*Aim of the exercise*
Scan the records for the word "chevron". Report each line where it occurs.

[Data about app and page elements]
################
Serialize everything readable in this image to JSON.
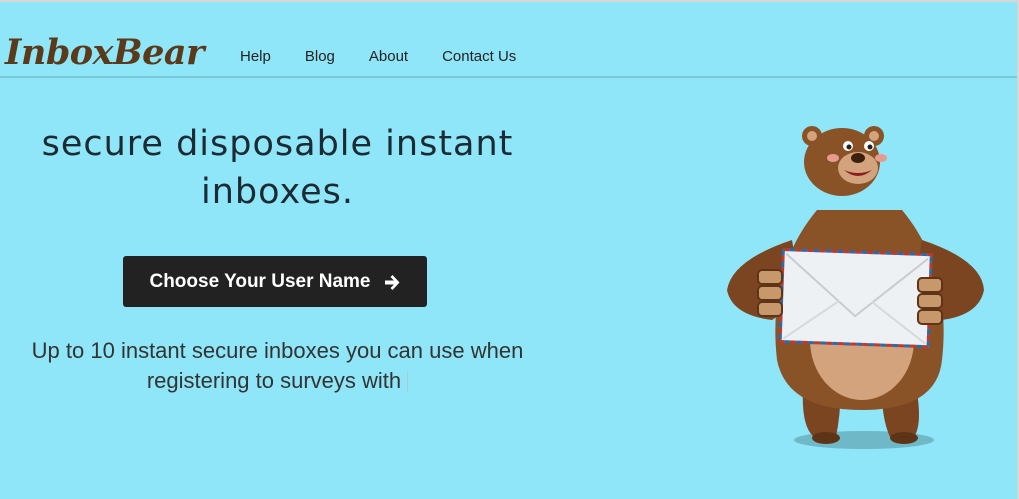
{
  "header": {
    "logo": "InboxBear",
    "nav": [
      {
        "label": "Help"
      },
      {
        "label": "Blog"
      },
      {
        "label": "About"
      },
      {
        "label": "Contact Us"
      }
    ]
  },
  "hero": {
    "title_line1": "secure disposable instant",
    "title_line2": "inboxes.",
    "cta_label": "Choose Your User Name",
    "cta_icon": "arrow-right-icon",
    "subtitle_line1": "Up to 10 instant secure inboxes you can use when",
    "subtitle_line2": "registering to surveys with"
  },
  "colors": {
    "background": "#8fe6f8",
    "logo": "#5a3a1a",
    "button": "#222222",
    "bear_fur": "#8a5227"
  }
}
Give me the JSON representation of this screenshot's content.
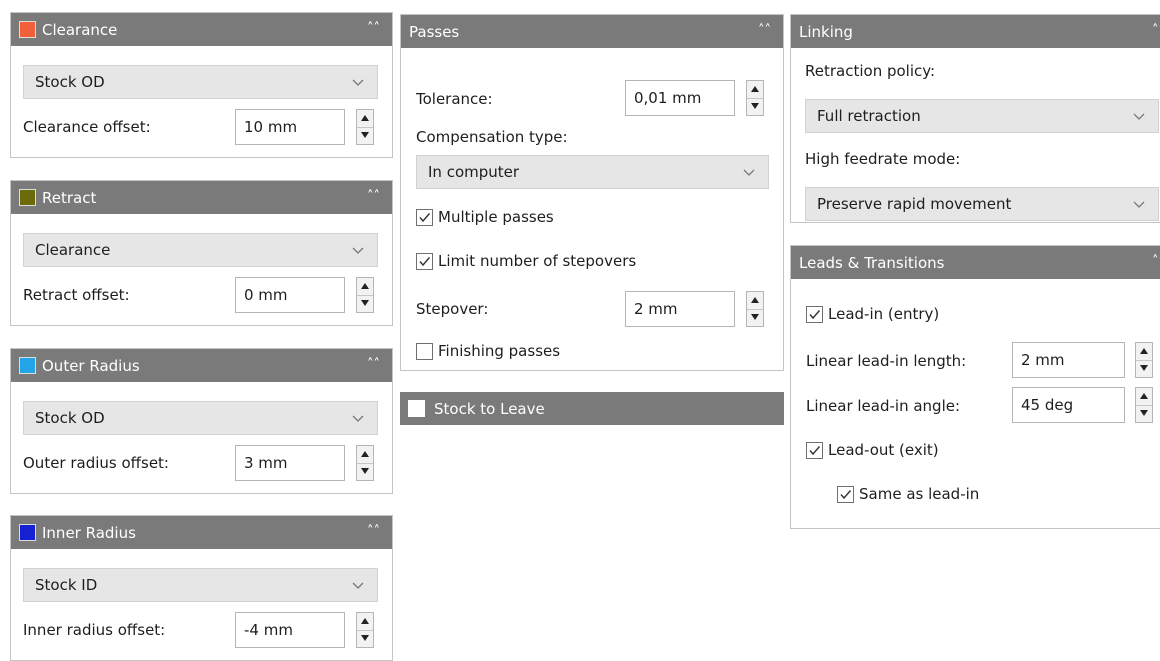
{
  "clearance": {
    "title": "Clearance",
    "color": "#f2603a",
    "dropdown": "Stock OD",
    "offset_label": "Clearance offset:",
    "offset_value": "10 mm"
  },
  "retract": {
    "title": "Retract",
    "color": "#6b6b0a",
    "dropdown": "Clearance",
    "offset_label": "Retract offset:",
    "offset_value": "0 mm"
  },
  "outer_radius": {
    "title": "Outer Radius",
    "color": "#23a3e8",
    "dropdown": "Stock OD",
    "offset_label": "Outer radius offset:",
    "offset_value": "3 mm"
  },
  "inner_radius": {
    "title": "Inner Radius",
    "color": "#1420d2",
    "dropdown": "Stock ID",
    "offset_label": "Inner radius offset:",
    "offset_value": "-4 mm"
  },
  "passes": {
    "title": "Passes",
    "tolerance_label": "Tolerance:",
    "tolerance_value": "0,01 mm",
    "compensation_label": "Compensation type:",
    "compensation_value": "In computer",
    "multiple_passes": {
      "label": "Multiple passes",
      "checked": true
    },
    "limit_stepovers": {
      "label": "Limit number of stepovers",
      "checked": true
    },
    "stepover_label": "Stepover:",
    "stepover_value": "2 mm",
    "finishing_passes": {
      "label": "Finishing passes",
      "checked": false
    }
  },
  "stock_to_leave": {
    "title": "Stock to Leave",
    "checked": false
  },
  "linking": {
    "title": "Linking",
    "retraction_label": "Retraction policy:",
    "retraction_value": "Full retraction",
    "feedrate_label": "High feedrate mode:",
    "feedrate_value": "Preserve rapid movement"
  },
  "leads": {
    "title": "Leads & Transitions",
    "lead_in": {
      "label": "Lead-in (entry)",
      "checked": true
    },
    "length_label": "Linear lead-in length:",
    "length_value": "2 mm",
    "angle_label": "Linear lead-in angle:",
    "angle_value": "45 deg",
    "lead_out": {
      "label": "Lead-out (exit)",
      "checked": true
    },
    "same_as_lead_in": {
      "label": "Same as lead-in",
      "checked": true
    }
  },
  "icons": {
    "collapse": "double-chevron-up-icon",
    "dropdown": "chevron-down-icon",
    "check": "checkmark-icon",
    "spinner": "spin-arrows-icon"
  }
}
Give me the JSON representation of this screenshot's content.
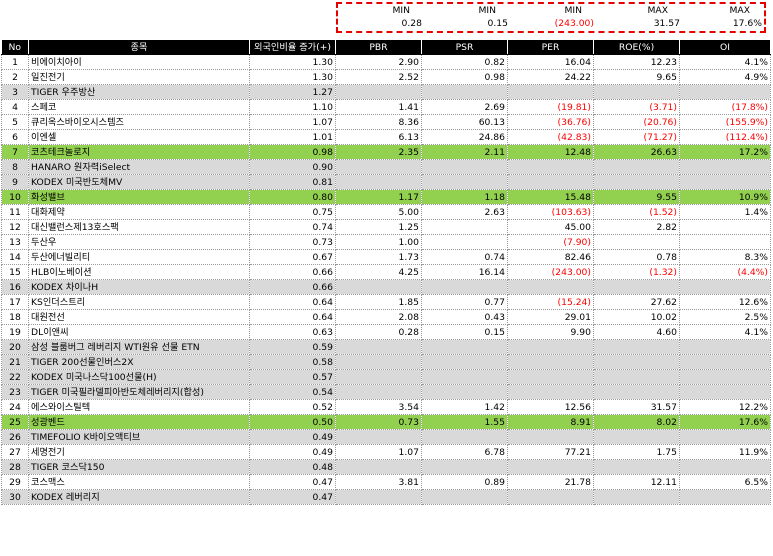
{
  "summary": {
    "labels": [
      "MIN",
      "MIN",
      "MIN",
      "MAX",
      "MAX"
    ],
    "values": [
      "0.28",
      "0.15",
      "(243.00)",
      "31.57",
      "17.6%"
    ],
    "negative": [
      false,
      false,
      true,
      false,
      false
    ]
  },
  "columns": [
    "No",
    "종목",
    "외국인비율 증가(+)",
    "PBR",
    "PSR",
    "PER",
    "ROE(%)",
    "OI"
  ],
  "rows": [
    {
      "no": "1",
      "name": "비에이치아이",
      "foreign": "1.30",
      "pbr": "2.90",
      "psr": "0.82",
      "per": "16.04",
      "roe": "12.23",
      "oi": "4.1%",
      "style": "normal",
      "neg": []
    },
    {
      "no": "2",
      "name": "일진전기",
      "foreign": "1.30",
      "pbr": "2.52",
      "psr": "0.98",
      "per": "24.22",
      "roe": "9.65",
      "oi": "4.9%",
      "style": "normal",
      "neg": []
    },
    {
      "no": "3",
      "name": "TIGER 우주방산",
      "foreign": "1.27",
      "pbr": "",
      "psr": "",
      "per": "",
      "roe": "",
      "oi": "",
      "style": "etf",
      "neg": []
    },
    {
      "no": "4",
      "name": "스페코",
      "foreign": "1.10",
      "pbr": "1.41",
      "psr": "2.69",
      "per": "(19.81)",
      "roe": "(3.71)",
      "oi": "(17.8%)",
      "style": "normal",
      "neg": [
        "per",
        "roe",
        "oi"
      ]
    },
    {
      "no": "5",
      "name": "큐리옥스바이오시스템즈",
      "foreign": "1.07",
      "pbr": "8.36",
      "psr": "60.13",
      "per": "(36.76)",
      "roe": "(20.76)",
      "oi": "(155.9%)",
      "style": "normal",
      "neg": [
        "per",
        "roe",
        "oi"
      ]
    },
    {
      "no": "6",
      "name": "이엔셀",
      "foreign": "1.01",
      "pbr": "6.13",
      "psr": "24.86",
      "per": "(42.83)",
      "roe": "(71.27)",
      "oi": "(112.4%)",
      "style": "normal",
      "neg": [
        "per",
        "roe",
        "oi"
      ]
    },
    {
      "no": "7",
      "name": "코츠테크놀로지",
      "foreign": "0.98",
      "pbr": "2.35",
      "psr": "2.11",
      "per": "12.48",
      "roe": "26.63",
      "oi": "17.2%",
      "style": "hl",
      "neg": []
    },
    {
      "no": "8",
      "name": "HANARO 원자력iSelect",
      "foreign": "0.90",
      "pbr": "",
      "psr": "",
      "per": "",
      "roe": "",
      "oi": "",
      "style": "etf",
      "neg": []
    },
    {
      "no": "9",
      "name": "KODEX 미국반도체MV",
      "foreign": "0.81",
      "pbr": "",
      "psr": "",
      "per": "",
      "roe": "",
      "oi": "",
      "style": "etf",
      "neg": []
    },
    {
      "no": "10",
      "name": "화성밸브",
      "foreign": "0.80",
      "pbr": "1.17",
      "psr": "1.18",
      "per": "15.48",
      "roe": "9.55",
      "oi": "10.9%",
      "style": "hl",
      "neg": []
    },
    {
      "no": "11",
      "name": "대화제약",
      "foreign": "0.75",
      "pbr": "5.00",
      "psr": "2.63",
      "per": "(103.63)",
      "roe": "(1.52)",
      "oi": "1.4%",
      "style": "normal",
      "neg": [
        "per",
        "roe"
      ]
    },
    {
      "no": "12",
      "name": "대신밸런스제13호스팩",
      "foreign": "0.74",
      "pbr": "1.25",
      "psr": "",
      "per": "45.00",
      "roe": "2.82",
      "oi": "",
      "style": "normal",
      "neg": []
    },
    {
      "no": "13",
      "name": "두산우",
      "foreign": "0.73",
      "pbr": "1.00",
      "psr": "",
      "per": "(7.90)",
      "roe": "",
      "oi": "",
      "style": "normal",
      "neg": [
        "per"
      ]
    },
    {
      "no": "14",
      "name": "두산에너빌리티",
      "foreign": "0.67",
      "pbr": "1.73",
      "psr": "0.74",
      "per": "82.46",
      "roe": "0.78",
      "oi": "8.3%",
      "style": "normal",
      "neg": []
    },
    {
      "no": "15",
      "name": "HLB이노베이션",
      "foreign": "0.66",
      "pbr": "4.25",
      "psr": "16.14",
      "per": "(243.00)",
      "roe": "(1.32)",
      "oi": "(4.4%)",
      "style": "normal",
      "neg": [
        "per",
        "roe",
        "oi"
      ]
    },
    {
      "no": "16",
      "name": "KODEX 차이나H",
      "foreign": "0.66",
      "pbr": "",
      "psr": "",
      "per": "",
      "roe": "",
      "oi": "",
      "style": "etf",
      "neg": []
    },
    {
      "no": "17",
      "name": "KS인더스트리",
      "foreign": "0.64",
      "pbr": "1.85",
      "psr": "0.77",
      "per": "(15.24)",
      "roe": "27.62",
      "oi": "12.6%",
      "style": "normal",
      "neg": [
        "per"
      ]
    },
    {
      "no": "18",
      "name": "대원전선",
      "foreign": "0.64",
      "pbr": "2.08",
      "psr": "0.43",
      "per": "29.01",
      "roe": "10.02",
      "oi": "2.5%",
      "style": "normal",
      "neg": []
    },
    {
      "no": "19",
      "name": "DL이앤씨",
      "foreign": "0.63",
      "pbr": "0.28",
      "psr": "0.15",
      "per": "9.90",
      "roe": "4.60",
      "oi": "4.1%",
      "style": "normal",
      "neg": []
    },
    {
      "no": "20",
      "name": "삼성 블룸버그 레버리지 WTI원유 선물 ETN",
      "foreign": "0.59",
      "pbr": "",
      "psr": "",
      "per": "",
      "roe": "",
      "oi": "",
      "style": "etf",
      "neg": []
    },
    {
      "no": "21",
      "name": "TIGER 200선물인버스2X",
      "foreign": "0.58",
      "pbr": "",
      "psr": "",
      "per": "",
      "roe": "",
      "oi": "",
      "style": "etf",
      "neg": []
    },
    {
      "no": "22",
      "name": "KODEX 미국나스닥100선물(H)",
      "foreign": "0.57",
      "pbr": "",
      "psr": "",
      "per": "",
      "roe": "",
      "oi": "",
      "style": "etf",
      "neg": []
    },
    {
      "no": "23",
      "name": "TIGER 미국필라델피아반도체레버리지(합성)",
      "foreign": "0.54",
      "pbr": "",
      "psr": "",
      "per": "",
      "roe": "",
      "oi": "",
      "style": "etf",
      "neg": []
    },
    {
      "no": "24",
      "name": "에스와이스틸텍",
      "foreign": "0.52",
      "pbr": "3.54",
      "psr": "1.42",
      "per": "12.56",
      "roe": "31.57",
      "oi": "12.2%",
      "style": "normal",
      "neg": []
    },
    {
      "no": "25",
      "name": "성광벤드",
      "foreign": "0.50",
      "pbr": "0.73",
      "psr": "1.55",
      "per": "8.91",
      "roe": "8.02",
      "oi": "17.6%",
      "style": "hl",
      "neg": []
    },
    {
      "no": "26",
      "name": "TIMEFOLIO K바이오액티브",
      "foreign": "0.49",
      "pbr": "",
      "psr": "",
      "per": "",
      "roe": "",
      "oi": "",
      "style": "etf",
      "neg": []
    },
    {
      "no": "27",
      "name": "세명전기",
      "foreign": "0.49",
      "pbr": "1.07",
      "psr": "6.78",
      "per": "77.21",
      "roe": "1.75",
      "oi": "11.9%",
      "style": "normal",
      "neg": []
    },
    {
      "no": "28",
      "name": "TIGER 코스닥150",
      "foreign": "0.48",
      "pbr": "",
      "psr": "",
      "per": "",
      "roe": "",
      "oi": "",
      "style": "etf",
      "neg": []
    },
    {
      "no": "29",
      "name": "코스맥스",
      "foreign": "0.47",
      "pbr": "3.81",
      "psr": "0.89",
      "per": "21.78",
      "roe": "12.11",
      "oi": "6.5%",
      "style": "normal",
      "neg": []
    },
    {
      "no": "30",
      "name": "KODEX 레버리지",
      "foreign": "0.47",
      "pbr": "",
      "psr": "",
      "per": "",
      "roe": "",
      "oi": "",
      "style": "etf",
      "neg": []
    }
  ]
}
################
*Answer box*
    "collapse": "double-chevron-up-icon",
    "dropdown": "chevron-down-icon",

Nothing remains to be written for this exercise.